I was thinking about Scioscia's rationale for playing Kendrick at third the other day, that the other team's lineup was stacked with lefties and he'd be unlikely to see many balls hit to him. As it happened, Kendrick didn't see a ball hit to him all night, so it worked out. But that started me thinking about exactly how often third basemen have a chance to screw up versus first basemen, and whether the Angels' all-right-handed starting staff might mean their third basemen get fewer chances than normal. So I started poking around a bit in the stats and doing some calculations of my own. I don't have any grand conclusions, but I thought the following tidbits were interesting:
- Angels third basemen AND first basemen have the fewest total chances at their respective positions in the league. I was floored by this. Angels first basemen have had 877 TCs (league average is 933), while Angels third basemen have had 251 TCs (league average is 290).
- Correcting for plate appearances, the Angels are still 13th out of 14 in both categories. Note this is not a bad thing, it just means that fewer assists and outs are being made at the corners than is normal for the league. Also note that I probably should've looked at TCs per AB, rather than TCs per PA, but I don't doubt the general gist would've been the same.
- Looking at the ratio of chances at third base to chances at first base, the Angels are skewed towards the first base side. As a whole, AL first basemen have had 3.249 chances for every one that AL third basemen have had; for the Angels, that number is 3.494 (4th highest in the league).
- However, third basemen obviously make errors at a much higher rate than first basemen, since a large proportion of a 1B's chances are routine throws to him. On average, AL first basemen commit an error every 169.64 chances or so, while third basemen do so every 23.85 (all numbers are 2006 data to date).

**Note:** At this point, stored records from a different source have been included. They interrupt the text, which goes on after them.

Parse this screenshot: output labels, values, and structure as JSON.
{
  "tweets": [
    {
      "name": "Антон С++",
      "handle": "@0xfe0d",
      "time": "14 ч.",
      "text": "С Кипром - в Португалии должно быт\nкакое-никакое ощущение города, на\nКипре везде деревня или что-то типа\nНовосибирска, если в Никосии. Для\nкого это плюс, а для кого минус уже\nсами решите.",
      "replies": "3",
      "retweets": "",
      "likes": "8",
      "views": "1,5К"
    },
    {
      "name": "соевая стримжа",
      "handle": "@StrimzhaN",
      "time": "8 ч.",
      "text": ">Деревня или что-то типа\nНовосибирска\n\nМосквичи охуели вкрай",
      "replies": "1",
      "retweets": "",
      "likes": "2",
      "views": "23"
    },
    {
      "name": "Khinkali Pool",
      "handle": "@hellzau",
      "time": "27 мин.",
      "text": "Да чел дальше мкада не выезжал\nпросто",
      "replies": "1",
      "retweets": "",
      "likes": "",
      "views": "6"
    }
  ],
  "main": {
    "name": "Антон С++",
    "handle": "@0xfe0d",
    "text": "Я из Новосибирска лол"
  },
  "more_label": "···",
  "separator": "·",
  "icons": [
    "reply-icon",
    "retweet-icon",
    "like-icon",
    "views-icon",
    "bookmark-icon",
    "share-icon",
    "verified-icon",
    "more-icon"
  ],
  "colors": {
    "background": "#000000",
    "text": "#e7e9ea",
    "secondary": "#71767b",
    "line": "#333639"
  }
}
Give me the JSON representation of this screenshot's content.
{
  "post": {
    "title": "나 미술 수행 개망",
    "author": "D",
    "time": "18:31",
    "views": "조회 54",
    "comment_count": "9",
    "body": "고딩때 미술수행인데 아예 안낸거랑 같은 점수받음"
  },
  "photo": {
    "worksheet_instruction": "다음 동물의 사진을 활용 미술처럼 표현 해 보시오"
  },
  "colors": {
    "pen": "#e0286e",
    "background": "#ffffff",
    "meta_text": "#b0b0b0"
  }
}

- The ratio of total chances per error for first basemen to total chances per error for third basemen is 7.11. In other words, in order for someone who was league-average at both positions to make the same number of errors at first and third base, he would have to have 7.11 times as many chances at first as he did at third. This is much higher than any team in the league; the Blue Jays are highest at 3.71. Obviously, that number goes up some if there is a higher than normal number of pull hitters in the opposing lineup.